It's hard to forget young Richard Gere, with his ridiculous burgundy sunglasses, his jacket thrown over his shoulder, walking down the street wearing pants so tight you could see everything.
Even 42 years later, his film, American Gigolo, still has sex appeal. How could it not? He was a handsome brunette with the perfect profile and a cocky attitude--his swagger, his refusal to be owned or even loved; it was intriguing, and the film didn't shy away from open displays of sexuality. There was phone sex, real sex, and nude pillow talk.
Gere played that camera like a fiddle. Now there's a new gigolo in town, played by Jon Bernthal in a remake television series with the same name, and while we don't mind looking, there's a lot more to it than sex appeal.
What is American Gigolo About?
Originally American Gigolo was the profile of a cocky male escort who specializes in older women. He'd take them out on the town, pretend to be their chauffeur or bellhop, then ease them into bed. As the film progresses, he finds out that he's being framed for a murder that he didn't commit.
This new show changes the timeline. It begins with Jon Bernthal, who plays Julian Kaye, freaking out in an interrogation room. Detective Sunday (Rosie O'Donnell) is trying to convince him to confess, but he can't remember killing anyone. Fifteen years later, he's a convict, exercising in his prison cell.
Sunday shows up, apologizes, and tells him that he's a free man. DNA evidence led them to the real killer. Like the original film, this story is about getting to know Julian, but it delves much deeper, giving us a glimpse of a world the viewers might not be familiar with.
The Show Is Focused on Something Else
The 1980 film showed us that men could be sexual objects just like women. They could spend their time picking out the perfect outfit and preen, and women would love every second of it. It was somewhat revolutionary, and it caught on right away.

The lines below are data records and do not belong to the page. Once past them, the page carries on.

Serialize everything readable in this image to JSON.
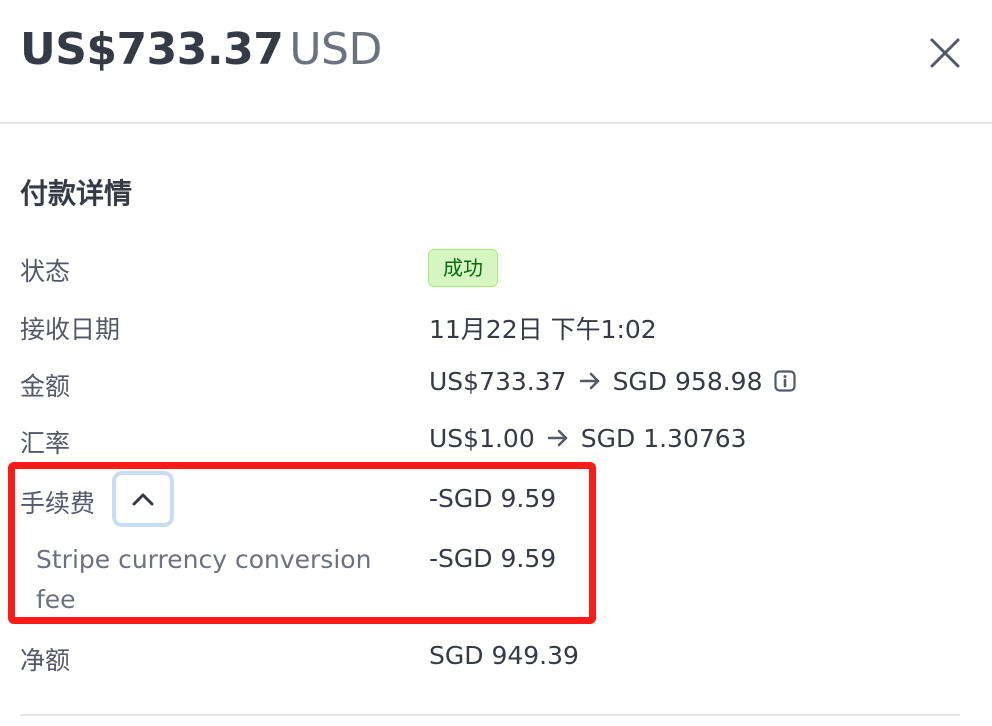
{
  "header": {
    "amount": "US$733.37",
    "currency": "USD"
  },
  "section": {
    "title": "付款详情"
  },
  "rows": {
    "status": {
      "label": "状态",
      "value": "成功"
    },
    "date": {
      "label": "接收日期",
      "value": "11月22日 下午1:02"
    },
    "amount": {
      "label": "金额",
      "from": "US$733.37",
      "to": "SGD 958.98"
    },
    "rate": {
      "label": "汇率",
      "from": "US$1.00",
      "to": "SGD 1.30763"
    },
    "fee": {
      "label": "手续费",
      "value": "-SGD 9.59"
    },
    "fee_detail": {
      "label": "Stripe currency conversion fee",
      "value": "-SGD 9.59"
    },
    "net": {
      "label": "净额",
      "value": "SGD 949.39"
    }
  },
  "icons": {
    "close": "close-icon",
    "info": "info-icon",
    "chevron": "chevron-up-icon",
    "arrow": "arrow-right-icon"
  },
  "colors": {
    "success_bg": "#d7f7c2",
    "success_text": "#05690d",
    "highlight": "#ff1a1a"
  }
}
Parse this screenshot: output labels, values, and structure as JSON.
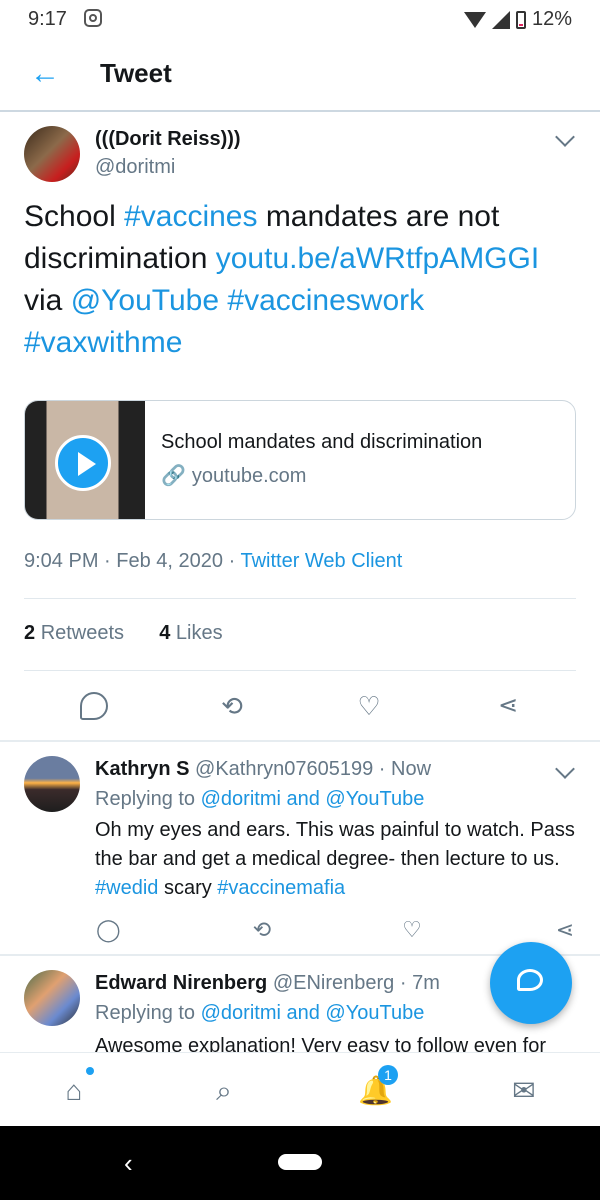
{
  "status": {
    "time": "9:17",
    "battery": "12%"
  },
  "appbar": {
    "title": "Tweet"
  },
  "tweet": {
    "name": "(((Dorit Reiss)))",
    "handle": "@doritmi",
    "text_parts": [
      "School ",
      "#vaccines",
      " mandates are not discrimination ",
      "youtu.be/aWRtfpAMGGI",
      " via ",
      "@YouTube",
      " ",
      "#vaccineswork",
      " ",
      "#vaxwithme"
    ],
    "card": {
      "title": "School mandates and discrimination",
      "domain": "youtube.com"
    },
    "time": "9:04 PM · Feb 4, 2020",
    "dot": "·",
    "client": "Twitter Web Client",
    "retweets_count": "2",
    "retweets_label": "Retweets",
    "likes_count": "4",
    "likes_label": "Likes"
  },
  "replies": [
    {
      "name": "Kathryn S",
      "meta": "@Kathryn07605199 · Now",
      "replying_prefix": "Replying to ",
      "replying_to": "@doritmi and @YouTube",
      "text_parts": [
        "Oh my eyes and ears. This was painful to watch. Pass the bar and get a medical degree- then lecture to us. ",
        "#wedid",
        " scary ",
        "#vaccinemafia"
      ]
    },
    {
      "name": "Edward Nirenberg",
      "meta": "@ENirenberg · 7m",
      "replying_prefix": "Replying to ",
      "replying_to": "@doritmi and @YouTube",
      "text": "Awesome explanation! Very easy to follow even for"
    }
  ],
  "bottomnav": {
    "notifications_badge": "1"
  },
  "icons": {
    "back": "arrow-left-icon",
    "reply": "comment-icon",
    "retweet": "retweet-icon",
    "like": "heart-icon",
    "share": "share-icon",
    "home": "home-icon",
    "search": "search-icon",
    "notifications": "bell-icon",
    "messages": "mail-icon",
    "compose": "compose-icon"
  },
  "colors": {
    "accent": "#1da1f2",
    "link": "#1b95e0",
    "muted": "#657786",
    "text": "#14171a"
  }
}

Fans obsessed over Richard Gere, the scar on his back, his hair, his features, and his curves. The costumes were designed by Giorgio Armani, and it was the first time an actor was allowed to show full frontal nudity in a Hollywood production. Gere went on to star in the award-winning romantic comedy, Pretty Woman, and American Gigolo was largely responsible for that success.
In 2022, we don't need to be reminded that men can be sexual objects. Hollywood has gone from flashing nude women to focusing more on the male physique. Jon Bernthal is sexualized using the female eye. They show off his arms, his butt, and his back. His hair falls over his forehead, and he has a way of moving that could make you shiver. But the focus has shifted. Instead of proving that man can be a sexual object, we're shown what it's like when they're treated as one.
American Gigolo Has A Fresh Take on Male Sexuality
Like its predecessor, 'American Gigolo' brings us a new perspective we don't often see in film. We talk a lot about what it's like for sex workers, the trade, the danger, the mental illness and addiction that often permeates that world. We're perfectly aware of how brutal it can be, how men take women, groom them, and sell them. We know that sex work is a risk. There's all sorts of violence and cruelty, often intertwined with the act itself. Women disappear. They end up getting hooked on drugs by pimps who want to make them dependent. Sometimes they're held against their will, and many of them enter the the trade when they're young. But every single time this subject comes up, we talk about women. We don't talk about men. We act like it doesn't happen to men or that it's different for men. Most of us aren't even aware of what these things do to the male psyche. We think that women suffer more when they go through that.
American Gigolo Puts Male Sex Work in the Proper Context
We often see gigolos as the luckiest men in the world, spending their time doing what they love best. They get to have as many women as they want, a ton of money, nice clothes, and cool cars. But we're wrong. In the TV series, Julian Kaye is sold, beholden to an abusive pimp, beaten, exploited, and forced into dangerous situations. It proves that men experience all of the same mental anguish that women go through, the subjugation, and the humiliation. There's a sickening feeling Julian gets--they portray it so well. It's trippy, frightful, and anxious--pure dread. He'll stop moving and stare off into the distance, and that energy will just waft off the screen. We see that shown on film with women all the time, how it burns itself into their psyche, making them want to shriek. 'American Gigolo' shows us that men can feel that too, and it's time we recognized that.
American Gigolo Could Set a New Trend
In the past five years, society has evolved quite a bit when it comes to our perspective on sexuality. We're starting to get to a place where we can understand what victims go through, their pain, and how they deserve to be treated. But again, that movement has mostly been confined to women. Men are shoved aside. They stay quiet. They don't talk about it, partially because they know they'll be mistreated. Most people have no idea what they go through, and it's not something we talk about often. 'American Gigolo' could change that. With a compelling plot, attractive characters, and a distinctive style, it's starting to catch on. Soon, people will begin to talk about the themes in the show and the male experience--something society desperately needs to address. We can't keep shoving victims aside and demeaning what they go through. We owe it to them to help people understand.
Perhaps society is ready to listen to this message. It's not hard. It's not a stretch. There's no significant opposition to it. All it would require is a simple shift in perspective. We can make that happen, and 'American Gigolo' could help.